It’s been a while (a real long while) since I’ve gotten to a Marc Cohn show, but this one was worth it.  He played the City Winery, which is an odd hybrid of concert space, fine dining, boutique winery, and microbrewery.  I ordered my ticket early and got a really good seat at the last row of tables on the floor, just before the risers to a second tier.  And I snagged one that faced the stage (as about half of them face away), saving myself a tremendous crick in my neck.
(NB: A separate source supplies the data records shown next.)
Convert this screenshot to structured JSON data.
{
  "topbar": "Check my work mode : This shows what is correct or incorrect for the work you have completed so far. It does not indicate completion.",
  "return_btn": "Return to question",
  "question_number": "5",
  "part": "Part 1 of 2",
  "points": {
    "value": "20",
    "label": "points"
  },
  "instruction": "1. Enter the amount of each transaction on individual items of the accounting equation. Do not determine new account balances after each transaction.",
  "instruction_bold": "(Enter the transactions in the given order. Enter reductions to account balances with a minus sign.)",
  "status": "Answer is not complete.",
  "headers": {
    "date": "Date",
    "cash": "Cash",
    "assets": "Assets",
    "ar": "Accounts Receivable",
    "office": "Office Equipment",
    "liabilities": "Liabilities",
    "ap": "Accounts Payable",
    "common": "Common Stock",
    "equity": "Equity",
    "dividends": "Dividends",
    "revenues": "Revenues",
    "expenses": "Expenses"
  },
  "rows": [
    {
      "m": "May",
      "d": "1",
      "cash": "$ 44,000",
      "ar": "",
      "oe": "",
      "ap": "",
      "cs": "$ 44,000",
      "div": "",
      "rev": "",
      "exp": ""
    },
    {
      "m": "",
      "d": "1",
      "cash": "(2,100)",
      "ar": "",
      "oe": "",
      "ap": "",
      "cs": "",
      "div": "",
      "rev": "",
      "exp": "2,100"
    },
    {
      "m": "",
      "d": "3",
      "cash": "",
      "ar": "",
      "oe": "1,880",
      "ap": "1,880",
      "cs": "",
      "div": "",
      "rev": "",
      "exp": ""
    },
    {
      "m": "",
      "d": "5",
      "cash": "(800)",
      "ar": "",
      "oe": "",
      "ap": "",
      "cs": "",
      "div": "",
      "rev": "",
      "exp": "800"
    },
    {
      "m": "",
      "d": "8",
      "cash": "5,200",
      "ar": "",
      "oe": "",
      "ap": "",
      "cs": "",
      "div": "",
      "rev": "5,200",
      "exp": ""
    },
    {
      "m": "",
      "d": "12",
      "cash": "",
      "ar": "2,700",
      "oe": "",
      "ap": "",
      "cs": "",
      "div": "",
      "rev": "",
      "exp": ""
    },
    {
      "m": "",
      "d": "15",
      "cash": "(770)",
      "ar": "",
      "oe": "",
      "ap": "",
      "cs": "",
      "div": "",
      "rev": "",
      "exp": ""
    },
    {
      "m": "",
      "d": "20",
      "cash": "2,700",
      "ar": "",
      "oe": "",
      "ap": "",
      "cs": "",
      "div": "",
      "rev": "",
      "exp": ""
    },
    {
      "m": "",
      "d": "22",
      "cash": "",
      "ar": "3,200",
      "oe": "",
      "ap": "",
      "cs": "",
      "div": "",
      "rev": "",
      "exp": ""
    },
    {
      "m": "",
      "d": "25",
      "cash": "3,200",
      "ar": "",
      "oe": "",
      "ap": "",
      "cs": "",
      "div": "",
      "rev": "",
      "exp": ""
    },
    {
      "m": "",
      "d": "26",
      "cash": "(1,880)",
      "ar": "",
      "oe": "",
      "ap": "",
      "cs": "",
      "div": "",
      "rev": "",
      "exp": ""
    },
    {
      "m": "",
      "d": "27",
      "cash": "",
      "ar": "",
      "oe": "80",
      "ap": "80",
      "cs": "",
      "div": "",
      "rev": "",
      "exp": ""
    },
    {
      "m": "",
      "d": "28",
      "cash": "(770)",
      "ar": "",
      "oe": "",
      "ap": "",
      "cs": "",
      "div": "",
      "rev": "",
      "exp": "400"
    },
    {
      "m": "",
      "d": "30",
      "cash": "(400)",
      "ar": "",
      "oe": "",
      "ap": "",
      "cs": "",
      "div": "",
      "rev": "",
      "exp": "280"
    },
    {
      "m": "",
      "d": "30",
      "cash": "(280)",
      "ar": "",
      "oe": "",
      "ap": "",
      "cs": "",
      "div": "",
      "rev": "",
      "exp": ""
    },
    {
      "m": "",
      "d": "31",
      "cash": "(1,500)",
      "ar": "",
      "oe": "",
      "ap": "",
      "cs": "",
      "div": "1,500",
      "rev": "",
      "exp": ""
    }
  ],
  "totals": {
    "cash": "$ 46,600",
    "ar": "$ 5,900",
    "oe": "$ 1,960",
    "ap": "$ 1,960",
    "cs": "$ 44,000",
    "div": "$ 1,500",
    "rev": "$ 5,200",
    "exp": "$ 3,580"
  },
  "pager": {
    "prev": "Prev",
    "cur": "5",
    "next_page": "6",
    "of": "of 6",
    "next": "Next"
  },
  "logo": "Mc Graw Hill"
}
I arrived well early so as to get dinner ordered and done before the show.  The food selection is a bit limited though it seemed like there was lots of good stuff on the menu.  I got a flatbread pizza and finished with an order of house-made pretzels that somehow or another are made from the house wine.  I don’t really get how that works.  The pretzels were fine (crunchy and mostly unsalted, which actually is what I wanted).   Since I don’t drink, I can’t speak to the wines.